----- DATA PROVIDED -----

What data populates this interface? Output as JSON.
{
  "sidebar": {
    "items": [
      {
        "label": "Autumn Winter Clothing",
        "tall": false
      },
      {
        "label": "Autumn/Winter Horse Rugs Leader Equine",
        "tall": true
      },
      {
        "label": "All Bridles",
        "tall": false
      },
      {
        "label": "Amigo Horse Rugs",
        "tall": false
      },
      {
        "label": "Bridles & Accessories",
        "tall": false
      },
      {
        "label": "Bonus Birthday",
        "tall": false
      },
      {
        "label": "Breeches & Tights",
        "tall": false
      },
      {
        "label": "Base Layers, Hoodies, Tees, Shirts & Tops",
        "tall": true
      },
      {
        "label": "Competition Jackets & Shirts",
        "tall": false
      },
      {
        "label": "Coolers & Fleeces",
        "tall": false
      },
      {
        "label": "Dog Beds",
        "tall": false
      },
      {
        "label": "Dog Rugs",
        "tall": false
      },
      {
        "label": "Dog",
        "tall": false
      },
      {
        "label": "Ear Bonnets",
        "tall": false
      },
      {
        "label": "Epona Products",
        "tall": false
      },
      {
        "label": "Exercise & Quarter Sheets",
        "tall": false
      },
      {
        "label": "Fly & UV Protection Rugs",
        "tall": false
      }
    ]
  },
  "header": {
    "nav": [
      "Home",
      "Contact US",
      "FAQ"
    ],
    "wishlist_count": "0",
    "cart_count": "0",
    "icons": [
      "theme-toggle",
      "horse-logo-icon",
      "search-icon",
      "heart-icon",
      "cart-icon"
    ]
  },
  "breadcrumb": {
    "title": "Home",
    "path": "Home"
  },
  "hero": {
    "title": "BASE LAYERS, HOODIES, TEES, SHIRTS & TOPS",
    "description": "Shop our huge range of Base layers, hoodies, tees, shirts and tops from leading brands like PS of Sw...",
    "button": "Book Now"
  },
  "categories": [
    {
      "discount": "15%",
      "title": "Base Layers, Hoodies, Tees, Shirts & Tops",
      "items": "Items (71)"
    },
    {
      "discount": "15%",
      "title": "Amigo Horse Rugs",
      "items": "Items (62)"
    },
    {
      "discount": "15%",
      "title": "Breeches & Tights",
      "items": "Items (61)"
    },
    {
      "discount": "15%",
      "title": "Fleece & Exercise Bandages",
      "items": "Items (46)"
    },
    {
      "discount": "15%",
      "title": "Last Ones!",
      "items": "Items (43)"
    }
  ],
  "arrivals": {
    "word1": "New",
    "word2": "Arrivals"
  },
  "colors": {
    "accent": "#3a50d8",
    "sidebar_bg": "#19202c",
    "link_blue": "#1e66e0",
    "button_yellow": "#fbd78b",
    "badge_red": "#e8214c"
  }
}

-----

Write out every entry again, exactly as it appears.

What data populates this interface? Output as JSON.
{
  "sidebar": {
    "items": [
      {
        "label": "Autumn Winter Clothing",
        "tall": false
      },
      {
        "label": "Autumn/Winter Horse Rugs Leader Equine",
        "tall": true
      },
      {
        "label": "All Bridles",
        "tall": false
      },
      {
        "label": "Amigo Horse Rugs",
        "tall": false
      },
      {
        "label": "Bridles & Accessories",
        "tall": false
      },
      {
        "label": "Bonus Birthday",
        "tall": false
      },
      {
        "label": "Breeches & Tights",
        "tall": false
      },
      {
        "label": "Base Layers, Hoodies, Tees, Shirts & Tops",
        "tall": true
      },
      {
        "label": "Competition Jackets & Shirts",
        "tall": false
      },
      {
        "label": "Coolers & Fleeces",
        "tall": false
      },
      {
        "label": "Dog Beds",
        "tall": false
      },
      {
        "label": "Dog Rugs",
        "tall": false
      },
      {
        "label": "Dog",
        "tall": false
      },
      {
        "label": "Ear Bonnets",
        "tall": false
      },
      {
        "label": "Epona Products",
        "tall": false
      },
      {
        "label": "Exercise & Quarter Sheets",
        "tall": false
      },
      {
        "label": "Fly & UV Protection Rugs",
        "tall": false
      }
    ]
  },
  "header": {
    "nav": [
      "Home",
      "Contact US",
      "FAQ"
    ],
    "wishlist_count": "0",
    "cart_count": "0",
    "icons": [
      "theme-toggle",
      "horse-logo-icon",
      "search-icon",
      "heart-icon",
      "cart-icon"
    ]
  },
  "breadcrumb": {
    "title": "Home",
    "path": "Home"
  },
  "hero": {
    "title": "BASE LAYERS, HOODIES, TEES, SHIRTS & TOPS",
    "description": "Shop our huge range of Base layers, hoodies, tees, shirts and tops from leading brands like PS of Sw...",
    "button": "Book Now"
  },
  "categories": [
    {
      "discount": "15%",
      "title": "Base Layers, Hoodies, Tees, Shirts & Tops",
      "items": "Items (71)"
    },
    {
      "discount": "15%",
      "title": "Amigo Horse Rugs",
      "items": "Items (62)"
    },
    {
      "discount": "15%",
      "title": "Breeches & Tights",
      "items": "Items (61)"
    },
    {
      "discount": "15%",
      "title": "Fleece & Exercise Bandages",
      "items": "Items (46)"
    },
    {
      "discount": "15%",
      "title": "Last Ones!",
      "items": "Items (43)"
    }
  ],
  "arrivals": {
    "word1": "New",
    "word2": "Arrivals"
  },
  "colors": {
    "accent": "#3a50d8",
    "sidebar_bg": "#19202c",
    "link_blue": "#1e66e0",
    "button_yellow": "#fbd78b",
    "badge_red": "#e8214c"
  }
}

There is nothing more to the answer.